Within the entries below, how many lines carry the word "measurements"? State the number and stop.

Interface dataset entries
* * * * *
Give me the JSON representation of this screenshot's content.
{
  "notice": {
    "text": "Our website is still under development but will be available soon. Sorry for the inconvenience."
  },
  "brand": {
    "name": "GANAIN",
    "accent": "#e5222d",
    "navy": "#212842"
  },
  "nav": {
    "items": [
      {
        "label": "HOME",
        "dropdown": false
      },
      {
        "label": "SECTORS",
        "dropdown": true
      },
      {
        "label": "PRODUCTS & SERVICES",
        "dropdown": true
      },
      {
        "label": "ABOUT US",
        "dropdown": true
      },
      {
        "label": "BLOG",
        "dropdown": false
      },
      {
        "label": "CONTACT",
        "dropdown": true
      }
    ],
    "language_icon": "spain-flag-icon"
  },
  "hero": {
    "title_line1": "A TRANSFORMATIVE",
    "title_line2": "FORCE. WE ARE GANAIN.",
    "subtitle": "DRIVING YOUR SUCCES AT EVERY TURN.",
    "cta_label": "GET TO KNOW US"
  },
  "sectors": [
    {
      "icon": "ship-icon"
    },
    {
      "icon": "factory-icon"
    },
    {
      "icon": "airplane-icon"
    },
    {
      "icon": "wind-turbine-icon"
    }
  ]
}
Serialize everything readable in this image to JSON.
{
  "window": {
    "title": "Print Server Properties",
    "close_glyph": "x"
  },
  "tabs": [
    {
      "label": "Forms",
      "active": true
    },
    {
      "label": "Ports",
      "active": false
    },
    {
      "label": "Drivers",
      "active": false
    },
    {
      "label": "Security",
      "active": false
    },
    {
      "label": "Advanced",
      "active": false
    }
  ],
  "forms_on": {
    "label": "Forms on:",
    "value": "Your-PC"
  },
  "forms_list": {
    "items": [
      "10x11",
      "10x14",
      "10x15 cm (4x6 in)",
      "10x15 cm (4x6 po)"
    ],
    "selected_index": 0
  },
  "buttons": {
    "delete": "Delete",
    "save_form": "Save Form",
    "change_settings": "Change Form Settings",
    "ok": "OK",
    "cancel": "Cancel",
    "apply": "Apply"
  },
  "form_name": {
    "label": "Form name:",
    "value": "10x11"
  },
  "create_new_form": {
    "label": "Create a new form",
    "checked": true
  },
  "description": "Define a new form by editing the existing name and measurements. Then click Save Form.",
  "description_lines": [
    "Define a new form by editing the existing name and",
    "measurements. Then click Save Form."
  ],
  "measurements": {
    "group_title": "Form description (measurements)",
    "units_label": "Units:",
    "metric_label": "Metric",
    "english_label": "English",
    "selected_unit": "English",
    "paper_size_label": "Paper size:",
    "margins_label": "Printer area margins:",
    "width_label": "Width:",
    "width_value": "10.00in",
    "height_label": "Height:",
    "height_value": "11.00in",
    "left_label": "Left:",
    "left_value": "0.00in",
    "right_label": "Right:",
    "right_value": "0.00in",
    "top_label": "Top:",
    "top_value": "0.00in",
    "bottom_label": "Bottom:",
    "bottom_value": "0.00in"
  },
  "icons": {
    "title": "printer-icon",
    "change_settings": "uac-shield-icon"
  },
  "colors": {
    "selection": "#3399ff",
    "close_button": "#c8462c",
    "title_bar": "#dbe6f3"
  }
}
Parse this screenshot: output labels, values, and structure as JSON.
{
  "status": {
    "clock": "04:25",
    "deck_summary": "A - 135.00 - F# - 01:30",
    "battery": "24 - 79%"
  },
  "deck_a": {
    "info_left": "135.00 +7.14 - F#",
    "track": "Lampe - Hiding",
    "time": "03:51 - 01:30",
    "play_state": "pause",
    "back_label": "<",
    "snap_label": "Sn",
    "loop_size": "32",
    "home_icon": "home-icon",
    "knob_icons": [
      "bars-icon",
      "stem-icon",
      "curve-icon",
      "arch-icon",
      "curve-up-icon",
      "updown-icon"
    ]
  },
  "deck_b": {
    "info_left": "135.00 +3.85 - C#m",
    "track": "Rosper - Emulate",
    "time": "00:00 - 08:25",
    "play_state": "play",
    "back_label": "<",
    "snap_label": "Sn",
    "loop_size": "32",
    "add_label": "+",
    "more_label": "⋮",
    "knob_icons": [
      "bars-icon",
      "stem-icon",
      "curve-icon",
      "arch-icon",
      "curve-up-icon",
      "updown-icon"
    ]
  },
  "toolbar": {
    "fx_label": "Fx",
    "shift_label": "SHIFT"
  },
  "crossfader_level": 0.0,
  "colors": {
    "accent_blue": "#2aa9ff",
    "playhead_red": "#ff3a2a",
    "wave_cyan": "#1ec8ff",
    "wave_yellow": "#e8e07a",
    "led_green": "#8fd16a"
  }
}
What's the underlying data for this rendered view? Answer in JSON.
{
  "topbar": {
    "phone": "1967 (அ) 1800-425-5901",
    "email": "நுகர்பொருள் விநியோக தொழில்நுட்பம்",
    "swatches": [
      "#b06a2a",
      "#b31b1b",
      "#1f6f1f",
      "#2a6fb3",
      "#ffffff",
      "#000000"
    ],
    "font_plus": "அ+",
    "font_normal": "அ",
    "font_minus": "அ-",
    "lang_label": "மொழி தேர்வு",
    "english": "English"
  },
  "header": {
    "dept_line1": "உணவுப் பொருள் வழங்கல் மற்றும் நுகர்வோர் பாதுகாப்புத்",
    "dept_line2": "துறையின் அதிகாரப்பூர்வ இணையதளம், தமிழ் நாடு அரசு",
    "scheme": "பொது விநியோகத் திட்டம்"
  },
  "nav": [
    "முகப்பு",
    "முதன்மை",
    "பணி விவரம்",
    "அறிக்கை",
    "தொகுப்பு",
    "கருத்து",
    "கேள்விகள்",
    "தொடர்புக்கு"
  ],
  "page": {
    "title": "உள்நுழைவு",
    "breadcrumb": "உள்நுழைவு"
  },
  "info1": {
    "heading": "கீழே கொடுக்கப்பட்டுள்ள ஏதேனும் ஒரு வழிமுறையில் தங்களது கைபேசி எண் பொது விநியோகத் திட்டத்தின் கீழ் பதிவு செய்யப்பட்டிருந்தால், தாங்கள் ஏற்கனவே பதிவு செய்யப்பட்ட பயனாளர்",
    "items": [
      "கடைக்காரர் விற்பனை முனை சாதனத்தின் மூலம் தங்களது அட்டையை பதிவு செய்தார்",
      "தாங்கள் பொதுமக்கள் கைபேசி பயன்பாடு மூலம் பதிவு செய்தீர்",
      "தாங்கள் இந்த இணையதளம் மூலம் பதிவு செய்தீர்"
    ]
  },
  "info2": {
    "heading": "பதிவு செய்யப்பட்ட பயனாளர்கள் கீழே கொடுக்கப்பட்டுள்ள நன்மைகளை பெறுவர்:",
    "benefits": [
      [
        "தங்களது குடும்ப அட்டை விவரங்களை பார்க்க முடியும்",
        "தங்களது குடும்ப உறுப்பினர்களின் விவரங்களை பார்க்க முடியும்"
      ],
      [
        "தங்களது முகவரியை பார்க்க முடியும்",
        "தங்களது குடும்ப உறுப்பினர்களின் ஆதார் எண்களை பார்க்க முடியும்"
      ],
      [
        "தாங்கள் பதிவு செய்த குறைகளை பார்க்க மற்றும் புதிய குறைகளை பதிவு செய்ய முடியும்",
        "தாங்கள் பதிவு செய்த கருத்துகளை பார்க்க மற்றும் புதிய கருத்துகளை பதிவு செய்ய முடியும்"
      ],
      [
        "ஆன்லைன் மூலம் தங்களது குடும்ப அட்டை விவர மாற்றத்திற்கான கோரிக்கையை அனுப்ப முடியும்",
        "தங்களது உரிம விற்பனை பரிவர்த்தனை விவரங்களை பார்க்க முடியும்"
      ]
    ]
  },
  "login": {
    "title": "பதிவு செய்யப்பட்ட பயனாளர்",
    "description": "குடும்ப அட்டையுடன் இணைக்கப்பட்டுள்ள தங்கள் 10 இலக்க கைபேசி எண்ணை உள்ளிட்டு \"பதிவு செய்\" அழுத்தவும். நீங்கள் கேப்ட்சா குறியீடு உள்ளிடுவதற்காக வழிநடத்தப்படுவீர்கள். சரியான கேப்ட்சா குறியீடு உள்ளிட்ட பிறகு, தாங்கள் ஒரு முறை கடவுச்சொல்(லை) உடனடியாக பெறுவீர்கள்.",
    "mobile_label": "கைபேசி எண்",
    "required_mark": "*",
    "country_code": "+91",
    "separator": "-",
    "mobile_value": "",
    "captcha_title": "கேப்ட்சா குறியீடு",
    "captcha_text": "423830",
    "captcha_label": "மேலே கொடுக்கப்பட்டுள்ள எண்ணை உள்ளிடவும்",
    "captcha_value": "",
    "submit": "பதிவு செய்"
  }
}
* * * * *
» **Written response**
4